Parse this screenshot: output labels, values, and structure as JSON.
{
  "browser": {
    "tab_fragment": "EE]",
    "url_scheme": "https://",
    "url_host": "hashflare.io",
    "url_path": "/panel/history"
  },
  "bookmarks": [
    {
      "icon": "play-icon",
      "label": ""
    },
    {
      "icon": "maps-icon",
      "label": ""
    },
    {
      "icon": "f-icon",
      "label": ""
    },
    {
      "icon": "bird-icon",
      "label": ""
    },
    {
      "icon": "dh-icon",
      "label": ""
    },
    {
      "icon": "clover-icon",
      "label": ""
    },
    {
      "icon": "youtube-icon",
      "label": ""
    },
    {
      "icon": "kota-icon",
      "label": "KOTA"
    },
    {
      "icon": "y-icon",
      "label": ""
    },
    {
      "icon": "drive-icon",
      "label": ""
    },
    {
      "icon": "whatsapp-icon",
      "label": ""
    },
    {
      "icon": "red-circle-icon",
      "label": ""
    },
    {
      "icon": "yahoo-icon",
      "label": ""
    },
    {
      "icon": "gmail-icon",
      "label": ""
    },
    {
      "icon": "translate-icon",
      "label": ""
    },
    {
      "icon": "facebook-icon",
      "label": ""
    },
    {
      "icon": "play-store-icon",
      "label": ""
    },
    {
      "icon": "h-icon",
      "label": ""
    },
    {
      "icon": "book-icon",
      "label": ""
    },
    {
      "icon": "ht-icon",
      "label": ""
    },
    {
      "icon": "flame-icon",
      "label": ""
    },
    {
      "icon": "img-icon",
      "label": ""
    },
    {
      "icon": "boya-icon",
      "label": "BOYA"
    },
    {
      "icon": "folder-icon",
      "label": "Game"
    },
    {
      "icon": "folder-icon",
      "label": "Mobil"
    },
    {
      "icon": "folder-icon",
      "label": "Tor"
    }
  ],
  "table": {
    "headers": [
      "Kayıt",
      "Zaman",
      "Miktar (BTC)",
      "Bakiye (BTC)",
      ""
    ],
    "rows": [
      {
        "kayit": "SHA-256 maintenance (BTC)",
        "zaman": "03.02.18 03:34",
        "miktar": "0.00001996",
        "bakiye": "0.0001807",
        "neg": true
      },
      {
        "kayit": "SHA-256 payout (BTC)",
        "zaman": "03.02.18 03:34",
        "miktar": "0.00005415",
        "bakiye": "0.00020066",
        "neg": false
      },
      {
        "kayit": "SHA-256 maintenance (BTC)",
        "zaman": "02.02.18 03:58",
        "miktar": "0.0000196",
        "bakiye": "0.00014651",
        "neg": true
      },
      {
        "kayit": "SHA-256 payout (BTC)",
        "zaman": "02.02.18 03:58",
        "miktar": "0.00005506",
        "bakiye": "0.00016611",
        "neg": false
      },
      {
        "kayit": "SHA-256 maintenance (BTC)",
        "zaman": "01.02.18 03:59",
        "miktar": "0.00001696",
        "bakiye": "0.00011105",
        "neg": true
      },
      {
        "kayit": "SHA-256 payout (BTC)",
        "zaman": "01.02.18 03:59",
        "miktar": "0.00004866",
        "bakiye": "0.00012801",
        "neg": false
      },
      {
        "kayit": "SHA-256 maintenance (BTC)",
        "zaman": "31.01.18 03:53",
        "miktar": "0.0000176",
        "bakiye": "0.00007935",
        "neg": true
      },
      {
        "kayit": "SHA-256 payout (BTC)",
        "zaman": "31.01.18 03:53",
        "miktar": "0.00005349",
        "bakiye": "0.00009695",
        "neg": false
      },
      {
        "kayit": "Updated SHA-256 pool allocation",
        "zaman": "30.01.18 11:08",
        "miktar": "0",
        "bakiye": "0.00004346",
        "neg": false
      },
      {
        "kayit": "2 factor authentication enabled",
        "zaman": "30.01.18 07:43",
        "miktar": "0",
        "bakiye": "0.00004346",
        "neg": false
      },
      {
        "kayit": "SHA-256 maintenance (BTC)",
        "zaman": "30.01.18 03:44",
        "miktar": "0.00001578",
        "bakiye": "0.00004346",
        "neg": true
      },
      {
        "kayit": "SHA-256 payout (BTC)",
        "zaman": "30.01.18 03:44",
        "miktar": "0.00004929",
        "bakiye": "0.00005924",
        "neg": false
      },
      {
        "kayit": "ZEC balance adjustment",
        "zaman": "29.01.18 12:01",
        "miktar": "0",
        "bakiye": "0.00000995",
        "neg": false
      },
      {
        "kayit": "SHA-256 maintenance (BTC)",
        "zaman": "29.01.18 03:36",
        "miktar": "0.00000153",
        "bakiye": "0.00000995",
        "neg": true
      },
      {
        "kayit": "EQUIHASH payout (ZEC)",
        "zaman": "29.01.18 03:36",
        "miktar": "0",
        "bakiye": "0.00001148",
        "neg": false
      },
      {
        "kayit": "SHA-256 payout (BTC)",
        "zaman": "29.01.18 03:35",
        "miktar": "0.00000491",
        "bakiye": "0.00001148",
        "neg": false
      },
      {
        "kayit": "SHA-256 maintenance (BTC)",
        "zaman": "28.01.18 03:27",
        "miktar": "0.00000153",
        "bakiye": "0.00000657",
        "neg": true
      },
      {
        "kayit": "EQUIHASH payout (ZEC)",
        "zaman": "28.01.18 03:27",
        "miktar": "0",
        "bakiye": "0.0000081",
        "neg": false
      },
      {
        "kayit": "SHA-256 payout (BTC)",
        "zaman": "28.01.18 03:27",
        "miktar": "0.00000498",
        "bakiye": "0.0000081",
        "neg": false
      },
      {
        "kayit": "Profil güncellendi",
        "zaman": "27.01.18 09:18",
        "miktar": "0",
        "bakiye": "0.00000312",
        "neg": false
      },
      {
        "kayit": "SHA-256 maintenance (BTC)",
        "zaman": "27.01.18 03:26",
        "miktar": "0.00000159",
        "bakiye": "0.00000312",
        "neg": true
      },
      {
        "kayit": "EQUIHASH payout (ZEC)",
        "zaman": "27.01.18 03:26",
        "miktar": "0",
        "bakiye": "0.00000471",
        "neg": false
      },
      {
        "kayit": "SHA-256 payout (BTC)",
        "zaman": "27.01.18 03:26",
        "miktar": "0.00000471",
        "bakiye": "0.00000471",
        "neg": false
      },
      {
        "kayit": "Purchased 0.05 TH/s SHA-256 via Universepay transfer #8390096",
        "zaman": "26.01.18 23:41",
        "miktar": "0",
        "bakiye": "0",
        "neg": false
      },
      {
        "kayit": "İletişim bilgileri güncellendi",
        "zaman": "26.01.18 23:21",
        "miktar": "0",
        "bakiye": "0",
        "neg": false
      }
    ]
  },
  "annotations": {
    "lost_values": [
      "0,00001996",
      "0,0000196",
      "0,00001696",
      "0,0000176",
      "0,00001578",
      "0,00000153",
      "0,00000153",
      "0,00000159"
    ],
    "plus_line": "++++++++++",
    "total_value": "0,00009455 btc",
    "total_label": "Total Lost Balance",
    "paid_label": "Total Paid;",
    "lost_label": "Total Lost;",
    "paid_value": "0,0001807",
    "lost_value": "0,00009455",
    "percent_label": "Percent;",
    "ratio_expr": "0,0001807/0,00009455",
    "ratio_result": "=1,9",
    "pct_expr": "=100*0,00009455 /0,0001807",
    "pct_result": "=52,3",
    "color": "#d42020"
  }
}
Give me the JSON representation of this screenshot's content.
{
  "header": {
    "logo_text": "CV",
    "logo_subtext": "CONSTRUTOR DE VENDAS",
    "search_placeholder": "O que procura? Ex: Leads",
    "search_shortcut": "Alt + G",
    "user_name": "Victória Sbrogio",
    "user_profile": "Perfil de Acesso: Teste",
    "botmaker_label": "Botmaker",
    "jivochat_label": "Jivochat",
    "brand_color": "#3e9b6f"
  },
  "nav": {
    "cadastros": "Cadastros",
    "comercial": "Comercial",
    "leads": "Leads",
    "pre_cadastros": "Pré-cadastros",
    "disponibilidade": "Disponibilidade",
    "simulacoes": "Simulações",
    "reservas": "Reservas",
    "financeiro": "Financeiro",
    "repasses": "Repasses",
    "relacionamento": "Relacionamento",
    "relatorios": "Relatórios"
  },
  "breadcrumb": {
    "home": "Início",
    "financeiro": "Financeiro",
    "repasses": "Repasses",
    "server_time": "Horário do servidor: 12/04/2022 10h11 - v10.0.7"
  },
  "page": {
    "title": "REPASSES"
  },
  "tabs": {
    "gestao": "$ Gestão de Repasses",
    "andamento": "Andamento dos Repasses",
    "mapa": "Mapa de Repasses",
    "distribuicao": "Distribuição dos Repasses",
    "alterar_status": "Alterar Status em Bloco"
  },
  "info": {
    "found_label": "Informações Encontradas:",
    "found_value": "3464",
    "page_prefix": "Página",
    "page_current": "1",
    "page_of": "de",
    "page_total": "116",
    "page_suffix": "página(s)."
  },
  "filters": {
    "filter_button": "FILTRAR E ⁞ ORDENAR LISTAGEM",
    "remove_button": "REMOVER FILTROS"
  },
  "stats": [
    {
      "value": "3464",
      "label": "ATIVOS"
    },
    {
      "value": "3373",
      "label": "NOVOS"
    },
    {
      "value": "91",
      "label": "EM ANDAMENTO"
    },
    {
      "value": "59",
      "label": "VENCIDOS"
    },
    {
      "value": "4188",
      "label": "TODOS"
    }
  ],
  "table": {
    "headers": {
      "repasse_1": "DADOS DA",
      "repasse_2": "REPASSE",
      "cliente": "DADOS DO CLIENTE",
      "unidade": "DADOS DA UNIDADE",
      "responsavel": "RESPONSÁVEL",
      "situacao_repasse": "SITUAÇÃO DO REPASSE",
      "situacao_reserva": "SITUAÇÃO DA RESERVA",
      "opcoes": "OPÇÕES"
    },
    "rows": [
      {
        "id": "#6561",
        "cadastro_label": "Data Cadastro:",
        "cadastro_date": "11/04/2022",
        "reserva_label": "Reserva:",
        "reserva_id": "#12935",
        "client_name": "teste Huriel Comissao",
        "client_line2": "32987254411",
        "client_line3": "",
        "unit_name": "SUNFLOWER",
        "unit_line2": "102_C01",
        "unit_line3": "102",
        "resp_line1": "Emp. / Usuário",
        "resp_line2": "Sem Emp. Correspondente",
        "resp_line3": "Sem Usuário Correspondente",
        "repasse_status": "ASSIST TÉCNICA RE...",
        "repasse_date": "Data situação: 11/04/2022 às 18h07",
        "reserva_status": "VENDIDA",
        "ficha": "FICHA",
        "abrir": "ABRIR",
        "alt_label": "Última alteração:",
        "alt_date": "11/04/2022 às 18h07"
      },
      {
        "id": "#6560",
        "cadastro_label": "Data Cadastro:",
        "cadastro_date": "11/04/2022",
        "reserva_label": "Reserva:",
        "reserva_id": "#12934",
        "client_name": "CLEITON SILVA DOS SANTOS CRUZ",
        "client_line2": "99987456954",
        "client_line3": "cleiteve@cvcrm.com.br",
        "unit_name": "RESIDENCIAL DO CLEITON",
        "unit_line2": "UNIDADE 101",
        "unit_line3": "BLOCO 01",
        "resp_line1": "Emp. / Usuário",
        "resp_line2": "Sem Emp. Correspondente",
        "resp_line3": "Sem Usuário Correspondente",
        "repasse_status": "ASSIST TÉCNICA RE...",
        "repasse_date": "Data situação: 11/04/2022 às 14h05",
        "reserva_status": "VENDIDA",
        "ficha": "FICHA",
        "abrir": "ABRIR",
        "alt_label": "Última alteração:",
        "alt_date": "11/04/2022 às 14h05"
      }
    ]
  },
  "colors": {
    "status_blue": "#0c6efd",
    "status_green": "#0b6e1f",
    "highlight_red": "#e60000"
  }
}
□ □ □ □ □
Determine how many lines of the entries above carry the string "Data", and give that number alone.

Final answer: 4